Assignment — Below are the entries to retype; reproduce each one exactly.

Data supplied —
★ ★ ★ ★
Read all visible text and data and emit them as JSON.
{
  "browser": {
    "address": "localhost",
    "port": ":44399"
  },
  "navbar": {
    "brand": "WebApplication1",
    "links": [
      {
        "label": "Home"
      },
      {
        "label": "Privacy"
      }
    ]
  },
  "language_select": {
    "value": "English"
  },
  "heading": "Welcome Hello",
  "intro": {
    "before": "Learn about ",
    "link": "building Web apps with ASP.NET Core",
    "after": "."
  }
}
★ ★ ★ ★
Solved exercise —
Read all visible text and data and emit them as JSON.
{
  "browser": {
    "address": "localhost",
    "port": ":44399"
  },
  "navbar": {
    "brand": "WebApplication1",
    "links": [
      {
        "label": "Home"
      },
      {
        "label": "Privacy"
      }
    ]
  },
  "language_select": {
    "value": "English"
  },
  "heading": "Welcome Hello",
  "intro": {
    "before": "Learn about ",
    "link": "building Web apps with ASP.NET Core",
    "after": "."
  }
}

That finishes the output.